> EXTRACTED INFORMATION:

________

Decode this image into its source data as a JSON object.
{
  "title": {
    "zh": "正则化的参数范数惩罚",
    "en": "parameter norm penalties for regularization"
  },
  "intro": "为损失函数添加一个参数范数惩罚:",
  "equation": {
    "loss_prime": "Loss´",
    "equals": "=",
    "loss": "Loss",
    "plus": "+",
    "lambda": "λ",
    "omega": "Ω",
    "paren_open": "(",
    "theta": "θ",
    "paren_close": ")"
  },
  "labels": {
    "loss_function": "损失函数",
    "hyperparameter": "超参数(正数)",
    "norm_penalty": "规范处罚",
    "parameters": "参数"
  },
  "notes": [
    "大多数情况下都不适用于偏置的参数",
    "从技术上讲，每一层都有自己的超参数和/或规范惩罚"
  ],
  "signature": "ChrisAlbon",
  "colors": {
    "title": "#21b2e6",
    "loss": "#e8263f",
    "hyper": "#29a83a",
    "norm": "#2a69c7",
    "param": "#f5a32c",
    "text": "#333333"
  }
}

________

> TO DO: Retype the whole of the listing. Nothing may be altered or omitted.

> EXERCISE ANSWER:
Decode this image into its source data as a JSON object.
{
  "title": {
    "zh": "正则化的参数范数惩罚",
    "en": "parameter norm penalties for regularization"
  },
  "intro": "为损失函数添加一个参数范数惩罚:",
  "equation": {
    "loss_prime": "Loss´",
    "equals": "=",
    "loss": "Loss",
    "plus": "+",
    "lambda": "λ",
    "omega": "Ω",
    "paren_open": "(",
    "theta": "θ",
    "paren_close": ")"
  },
  "labels": {
    "loss_function": "损失函数",
    "hyperparameter": "超参数(正数)",
    "norm_penalty": "规范处罚",
    "parameters": "参数"
  },
  "notes": [
    "大多数情况下都不适用于偏置的参数",
    "从技术上讲，每一层都有自己的超参数和/或规范惩罚"
  ],
  "signature": "ChrisAlbon",
  "colors": {
    "title": "#21b2e6",
    "loss": "#e8263f",
    "hyper": "#29a83a",
    "norm": "#2a69c7",
    "param": "#f5a32c",
    "text": "#333333"
  }
}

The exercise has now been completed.